How to write your website copy when you’re not a writer

Feb 14, 2018 | Thoughtful Brand Storytelling

I work with a lot of visual creatives (makers, photographers, graphic designers) and ideas-driven creatives (coaches and other entrepreneurs), and I know how hard it can be to write your website copy when words aren’t your natural means of expression. Having to fill a whole website with them can be a daunting task, heck I am a writer and it’s still daunting! I also understand, that especially early on in your business, paying someone to help you with them isn’t always an option. 
 
 
Yet most people have the same struggles and make the same mistakes with their copy. So if you need to write your own website copy, then here is the best advice I can give you: 
 
 

Spend time thinking about what you really want to say first.

I know there is a temptation to just get some words up and have it over and done with, but this is perhaps the biggest mistake that people make. Writing copy is a hundred times easier if you know what you are trying to say, and this means laying the groundwork by building your brand first. At the very least you need to know who you are attracting, what you offer, how you offer it, and why you are offering it. It also helps to have an idea of what your brand values and beliefs are and why you are different from your peers.

What problem are you solving? 

Whether you offer products or services, this is the single biggest question you need to ask yourself. People buy solutions to their, either emotional or practical, problems. The problems that you are solving are your clients’ or customers’ pain points,  and you need to show that you understand these, and offer a real solution. This is also the part of your copy that they will identify the most with, so take your time over it. The other way of looking at this is features vs. benefits. The features of a new brand of vaccum cleaner might be its powerful sucking ability, and small compact design. The benefits are that it saves you time, and takes up less space in your home. You need to mention the features, but lead with the benefits. 

Plan your website.

I start every website by drawing up each page on an A4 piece of paper. I work out where each and every text box is going to go, and then I assign a function to each one. What information needs to go here? What do I need to say? What do I want my reader to do here? Your website needs to make sense and there should be a flow to it, which can only be achieved by a little bit of planning. You also want to avoid duplicating information and phrases as much as possible. 

Say it out loud.

If you’re not a writer, then the chances are that you will express yourself far more clearly and naturally in speech rather than on the page. This is why I always have multiple Skype conversations with client. So if it is just you then maybe ask a friend to interview you, or ask yourself some questions, and record the answers. Type up what you’ve said word-for-word. You will need to edit it, but the chances are that it will be far closer to what you actually want to say than what you would have written otherwise. 

Keep it simple.

This is a classic mistake. If you’re not comfortable with words it can be tempting to use long words and overly complicated sentences to try to fake it. But good copy isn’t fancy, it’s clear. Just because something sounds intelligent doesn’t mean it is. I sometimes use The Hemmingway App to check I’ve kept things succinct. 

Don’t just write the copy you think you should.

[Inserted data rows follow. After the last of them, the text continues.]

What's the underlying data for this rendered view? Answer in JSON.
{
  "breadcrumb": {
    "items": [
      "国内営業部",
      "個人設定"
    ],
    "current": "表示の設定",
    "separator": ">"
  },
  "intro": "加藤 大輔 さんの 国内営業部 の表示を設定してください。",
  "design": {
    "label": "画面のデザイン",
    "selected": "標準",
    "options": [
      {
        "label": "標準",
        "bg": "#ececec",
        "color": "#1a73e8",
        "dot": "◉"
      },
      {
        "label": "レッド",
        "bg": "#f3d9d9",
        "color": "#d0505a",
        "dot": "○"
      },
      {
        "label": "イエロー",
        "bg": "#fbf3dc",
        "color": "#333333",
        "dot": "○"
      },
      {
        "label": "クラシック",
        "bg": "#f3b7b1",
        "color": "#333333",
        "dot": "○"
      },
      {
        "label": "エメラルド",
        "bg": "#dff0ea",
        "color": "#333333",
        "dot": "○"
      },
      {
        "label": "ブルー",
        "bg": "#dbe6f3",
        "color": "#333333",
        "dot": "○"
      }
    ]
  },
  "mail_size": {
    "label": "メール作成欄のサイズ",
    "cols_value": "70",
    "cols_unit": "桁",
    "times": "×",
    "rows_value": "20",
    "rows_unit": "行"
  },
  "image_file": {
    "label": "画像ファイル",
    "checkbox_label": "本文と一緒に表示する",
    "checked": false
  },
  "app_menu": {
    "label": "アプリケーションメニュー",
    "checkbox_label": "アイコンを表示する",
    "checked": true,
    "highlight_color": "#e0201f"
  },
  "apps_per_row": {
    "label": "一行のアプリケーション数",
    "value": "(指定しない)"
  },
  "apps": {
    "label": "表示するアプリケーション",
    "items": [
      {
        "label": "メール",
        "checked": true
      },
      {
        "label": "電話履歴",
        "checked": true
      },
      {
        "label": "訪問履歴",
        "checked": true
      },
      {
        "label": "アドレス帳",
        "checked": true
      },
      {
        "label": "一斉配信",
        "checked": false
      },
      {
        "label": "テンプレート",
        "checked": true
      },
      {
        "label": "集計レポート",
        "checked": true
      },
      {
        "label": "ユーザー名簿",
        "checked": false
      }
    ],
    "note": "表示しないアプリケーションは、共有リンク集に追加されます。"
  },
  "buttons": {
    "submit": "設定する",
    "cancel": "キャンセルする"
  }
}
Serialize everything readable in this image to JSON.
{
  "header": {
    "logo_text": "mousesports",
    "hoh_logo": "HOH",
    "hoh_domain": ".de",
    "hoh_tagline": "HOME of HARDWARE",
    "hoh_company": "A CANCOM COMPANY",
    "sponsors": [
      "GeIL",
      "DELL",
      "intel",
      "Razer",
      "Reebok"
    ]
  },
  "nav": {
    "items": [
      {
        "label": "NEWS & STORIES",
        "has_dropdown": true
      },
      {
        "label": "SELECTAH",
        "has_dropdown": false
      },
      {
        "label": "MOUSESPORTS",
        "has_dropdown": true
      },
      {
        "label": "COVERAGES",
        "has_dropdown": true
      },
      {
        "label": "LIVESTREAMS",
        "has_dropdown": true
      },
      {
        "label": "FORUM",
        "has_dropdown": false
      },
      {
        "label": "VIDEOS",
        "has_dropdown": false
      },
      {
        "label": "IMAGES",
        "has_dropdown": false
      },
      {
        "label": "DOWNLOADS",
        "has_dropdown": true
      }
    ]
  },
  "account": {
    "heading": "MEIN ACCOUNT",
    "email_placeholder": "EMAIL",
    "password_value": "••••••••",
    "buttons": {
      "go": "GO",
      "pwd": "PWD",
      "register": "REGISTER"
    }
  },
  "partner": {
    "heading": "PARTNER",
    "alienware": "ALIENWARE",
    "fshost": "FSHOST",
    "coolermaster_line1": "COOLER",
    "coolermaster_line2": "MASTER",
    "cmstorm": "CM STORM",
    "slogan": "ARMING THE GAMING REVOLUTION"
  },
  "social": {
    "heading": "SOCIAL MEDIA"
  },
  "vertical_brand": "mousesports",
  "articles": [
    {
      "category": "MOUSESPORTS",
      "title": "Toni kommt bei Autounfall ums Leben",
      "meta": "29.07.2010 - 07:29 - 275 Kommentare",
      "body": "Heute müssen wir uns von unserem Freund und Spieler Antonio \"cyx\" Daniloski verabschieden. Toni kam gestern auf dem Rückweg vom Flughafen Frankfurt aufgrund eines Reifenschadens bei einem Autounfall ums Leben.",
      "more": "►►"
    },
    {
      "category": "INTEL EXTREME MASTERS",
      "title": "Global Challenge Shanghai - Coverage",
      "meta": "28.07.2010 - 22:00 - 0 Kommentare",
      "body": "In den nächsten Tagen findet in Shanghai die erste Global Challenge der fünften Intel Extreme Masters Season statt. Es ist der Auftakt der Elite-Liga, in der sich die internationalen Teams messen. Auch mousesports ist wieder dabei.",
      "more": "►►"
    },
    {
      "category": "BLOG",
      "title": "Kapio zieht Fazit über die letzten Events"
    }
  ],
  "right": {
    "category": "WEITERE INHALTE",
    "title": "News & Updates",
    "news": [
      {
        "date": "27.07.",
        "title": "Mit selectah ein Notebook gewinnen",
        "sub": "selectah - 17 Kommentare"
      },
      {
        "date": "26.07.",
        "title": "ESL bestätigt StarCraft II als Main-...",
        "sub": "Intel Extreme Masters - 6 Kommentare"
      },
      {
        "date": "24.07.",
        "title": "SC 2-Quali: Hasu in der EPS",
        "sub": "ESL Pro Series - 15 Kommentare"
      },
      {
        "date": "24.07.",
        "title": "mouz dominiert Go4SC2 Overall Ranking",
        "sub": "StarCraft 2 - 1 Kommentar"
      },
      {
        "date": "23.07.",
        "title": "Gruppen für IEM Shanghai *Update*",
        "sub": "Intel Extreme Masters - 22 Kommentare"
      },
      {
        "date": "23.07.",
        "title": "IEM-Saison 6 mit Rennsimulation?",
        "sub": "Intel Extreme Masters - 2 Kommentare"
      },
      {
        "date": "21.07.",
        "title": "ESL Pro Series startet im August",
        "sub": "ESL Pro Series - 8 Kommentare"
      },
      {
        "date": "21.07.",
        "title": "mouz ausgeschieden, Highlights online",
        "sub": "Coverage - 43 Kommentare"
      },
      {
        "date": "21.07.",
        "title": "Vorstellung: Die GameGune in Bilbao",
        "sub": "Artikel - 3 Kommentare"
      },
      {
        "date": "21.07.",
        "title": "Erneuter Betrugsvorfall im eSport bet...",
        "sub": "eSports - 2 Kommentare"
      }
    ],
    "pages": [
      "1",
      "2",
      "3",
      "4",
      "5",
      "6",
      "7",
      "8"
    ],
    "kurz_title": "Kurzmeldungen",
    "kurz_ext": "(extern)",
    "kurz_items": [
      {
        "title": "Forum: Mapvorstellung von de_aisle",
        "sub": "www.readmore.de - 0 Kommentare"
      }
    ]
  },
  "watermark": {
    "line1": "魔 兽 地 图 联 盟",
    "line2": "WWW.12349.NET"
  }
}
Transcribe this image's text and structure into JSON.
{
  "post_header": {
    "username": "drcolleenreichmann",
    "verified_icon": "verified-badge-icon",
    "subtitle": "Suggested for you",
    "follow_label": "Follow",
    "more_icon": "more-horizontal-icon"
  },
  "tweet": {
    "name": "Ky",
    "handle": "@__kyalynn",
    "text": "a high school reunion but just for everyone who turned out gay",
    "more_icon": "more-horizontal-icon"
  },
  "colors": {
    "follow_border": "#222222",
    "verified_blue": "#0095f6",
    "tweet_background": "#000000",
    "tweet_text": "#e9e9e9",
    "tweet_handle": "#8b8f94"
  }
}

Some people fall into the trap of writing what I call “stock” copy. It’s the same words that you see everywhere. It’s the words people think they should say, rather than what they want to say. Just because you are a business coach doesn’t mean you need to offer “a proven plan to get you making six-figures in a matter of months, while  still spending time with your kids”. It is incredibly easy to spot, and doesn’t generate trust or respect in the reader, so is a colossal waste of time.  What are YOU actually offering?  That is far more valuable than an empty promise. 

Professional but personal. 

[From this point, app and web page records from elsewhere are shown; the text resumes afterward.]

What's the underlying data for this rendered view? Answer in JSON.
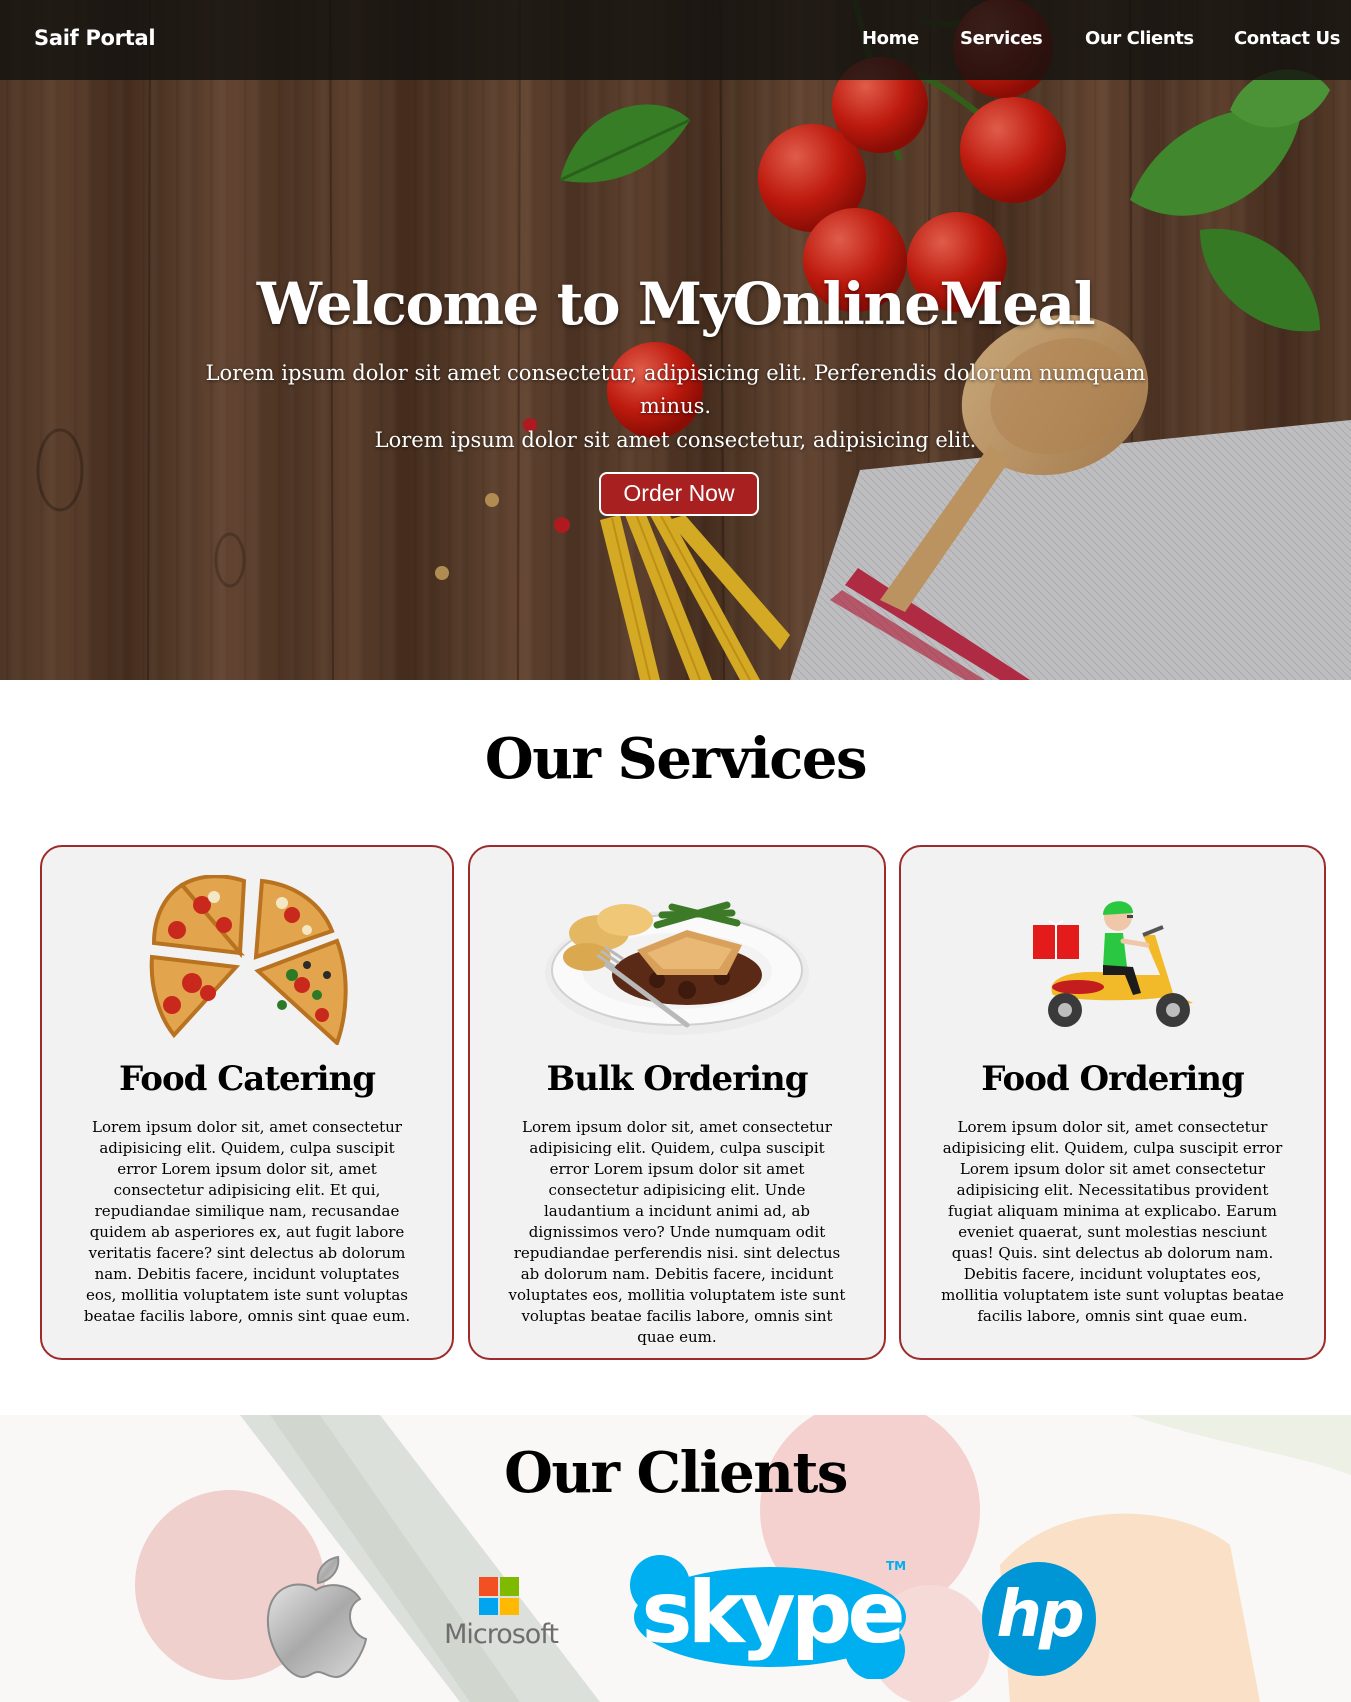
{
  "nav": {
    "brand": "Saif Portal",
    "links": [
      "Home",
      "Services",
      "Our Clients",
      "Contact Us"
    ]
  },
  "hero": {
    "title": "Welcome to MyOnlineMeal",
    "line1": "Lorem ipsum dolor sit amet consectetur, adipisicing elit. Perferendis dolorum numquam minus.",
    "line2": "Lorem ipsum dolor sit amet consectetur, adipisicing elit.",
    "button": "Order Now"
  },
  "services": {
    "title": "Our Services",
    "cards": [
      {
        "icon": "pizza-icon",
        "title": "Food Catering",
        "text": "Lorem ipsum dolor sit, amet consectetur adipisicing elit. Quidem, culpa suscipit error Lorem ipsum dolor sit, amet consectetur adipisicing elit. Et qui, repudiandae similique nam, recusandae quidem ab asperiores ex, aut fugit labore veritatis facere? sint delectus ab dolorum nam. Debitis facere, incidunt voluptates eos, mollitia voluptatem iste sunt voluptas beatae facilis labore, omnis sint quae eum."
      },
      {
        "icon": "meal-plate-icon",
        "title": "Bulk Ordering",
        "text": "Lorem ipsum dolor sit, amet consectetur adipisicing elit. Quidem, culpa suscipit error Lorem ipsum dolor sit amet consectetur adipisicing elit. Unde laudantium a incidunt animi ad, ab dignissimos vero? Unde numquam odit repudiandae perferendis nisi. sint delectus ab dolorum nam. Debitis facere, incidunt voluptates eos, mollitia voluptatem iste sunt voluptas beatae facilis labore, omnis sint quae eum."
      },
      {
        "icon": "delivery-scooter-icon",
        "title": "Food Ordering",
        "text": "Lorem ipsum dolor sit, amet consectetur adipisicing elit. Quidem, culpa suscipit error Lorem ipsum dolor sit amet consectetur adipisicing elit. Necessitatibus provident fugiat aliquam minima at explicabo. Earum eveniet quaerat, sunt molestias nesciunt quas! Quis. sint delectus ab dolorum nam. Debitis facere, incidunt voluptates eos, mollitia voluptatem iste sunt voluptas beatae facilis labore, omnis sint quae eum."
      }
    ]
  },
  "clients": {
    "title": "Our Clients",
    "logos": [
      {
        "icon": "apple-logo-icon"
      },
      {
        "icon": "microsoft-logo-icon",
        "label": "Microsoft"
      },
      {
        "icon": "skype-logo-icon",
        "label": "skype",
        "mark": "TM"
      },
      {
        "icon": "hp-logo-icon",
        "label": "hp"
      }
    ]
  },
  "colors": {
    "accent": "#a8201f",
    "card_border": "#9e2b2b",
    "card_bg": "#f2f2f2",
    "skype_blue": "#00aff0",
    "hp_blue": "#0096d6"
  }
}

A lot of websites tend to either sound way too uptight and serious, or like they were written by an overly excited teenager. Admittedly this is a hard one to get right. This is where recording yourself talking about your business can be really handy. Imagine you are talking to a prospective client when you do it, you’ll want to be friendly and enthusiastic, but you’re also not going to swear or call them “peaches”.  A personal bugbear of mine are websites that say “we” when it’s obviously just one person and their laptop! There is no shame in being a one man or woman band. 

Ask for specific feedback.

Ask the person you know who is best with words to read over your website. If you are lucky they might proof it as well. Also ask a few more people to have a read of it, and ask them specific questions to respond to: Is this clear? Do you understand what I’m saying? Do I sound like someone you would like to work with? If you know people who are part of your target market – so much the better! 

 

I hope this is helpful. One of the hardest things about setting up your own business is that you have to, at least in the beginning, do everything yourself, and this means attempting things that are outside your comfort zone (I know this from my own experiences of building my website and doing my own brand design).  Finally, I should probably say, that if you would like to hire someone to help you with all of this, then please do have a look at my Work With Me page where I outline my services!